by Michael Gunter
The buyer shrugged uncomfortably, sweating under his business suit. What was sharp and stylish in a New York investment firm was just excess insulation under the jungle sun. “It’s a lot.”
“You’re kiddin’, right?” The dirty cowboy hat bobbed as the man in the truck stared at the businessman in disbelief. “You wanna haggle over this? Ya know what? I’m gone.” He threw the gearshift into drive, one hand touching his hat brim in a sarcastic salute, but a wrinkled hand grabbed his sleeve before he could hit the gas.
“Wait!” Panic flared in the businessman’s eyes. “I didn’t say that!” The driver didn’t put the truck back into park, but he did step on the brake, just in time to grab the spotless leather briefcase thrust through the window. He eyed the businessman suspiciously, but popped the latches on the case and opened it, revealing a built-in computer. The display showed a symbol he recognized as the logo for an international bank.
“What’s the password?”
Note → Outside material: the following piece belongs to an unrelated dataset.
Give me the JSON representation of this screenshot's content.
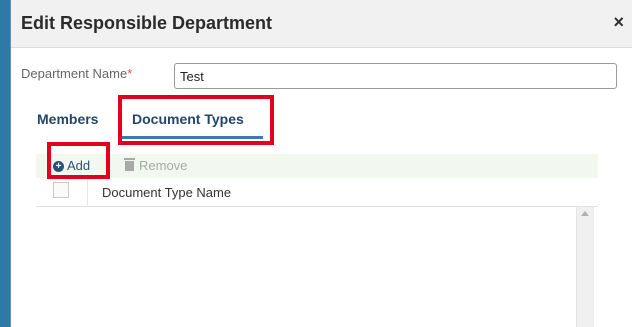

The businessman’s shoulders slumped in relief. “There isn’t one. It’s a one way link to a holding account with fifty million dollars in it. Transfer it, keep it there, do whatever you want with it; they won’t ask questions.”
Shoving his hat back out of his eyes, the driver tapped the keyboard and smiled as the screen changed to show a five and seven zeros under a row of account buttons. “Okay.” He reached into the cup holder on the dash, fishing through the gum wrappers and loose change until he found the little glass bottle. It was slippery, as if the rubber stopper had leaked. His eyes widened in panic, until he remembered the cheap soda he’d spilled over the dash.
“Here ya go.” With a careless flick, he tossed the vial to the businessman, who gasped and snagged it out of the air with trembling hands. “One hundred percent pure phoenix blood. Only bottle in the world, until this fifty mil runs out, anyway.” He let off the brake and rumbled away, the hole in the truck’s muffler making the engine noise seem unnaturally loud in the still jungle air.
The businessman watched him go, a mixture of hope and desperation on his face that disappeared in a slight grimace of pain. He turned back to his dust-covered limousine, pawing at the inner pocket of his jacket for his arthritis medicine, before remembering he had just bought something far better. His chauffeur opened the car door and helped him into the seat. “Is this stuff really worth fifty million, sir?”
He grabbed a bottle of water from the little refrigerator between the seats and popped the lid off the vial. It was an ugly, dirty red against the dome light of the limousine and the stench of old blood filled the car. The driver jerked back, his disgust evident, but his employer only winced. “It’s worth much, much more.”
Before he could change his mind, he lifted the little bottle to his lips and downed the foul liquid. With a choking gasp, he dropped the vial and drained the water bottle. “That was… horrendous.” He gagged again.
“Uh… sir?” The look on the driver’s face changed, going from sick to puzzled. “You’re… you’re….”
The old man shrugged his coat off; he was hot, enough that the taste in his mouth was forgotten. “I’m what?”
Something glinted off the chauffeur’s wide eyes. It was red, the wrong color for a car’s dome light. “On fire!!” One boot caught on a fallen log and he toppled over into the grass, just as a wave of flame billowed out of the open door. In the falling dusk, the orange sparks and rippling tongues of flame looked like ghostly feathers rising into the night sky.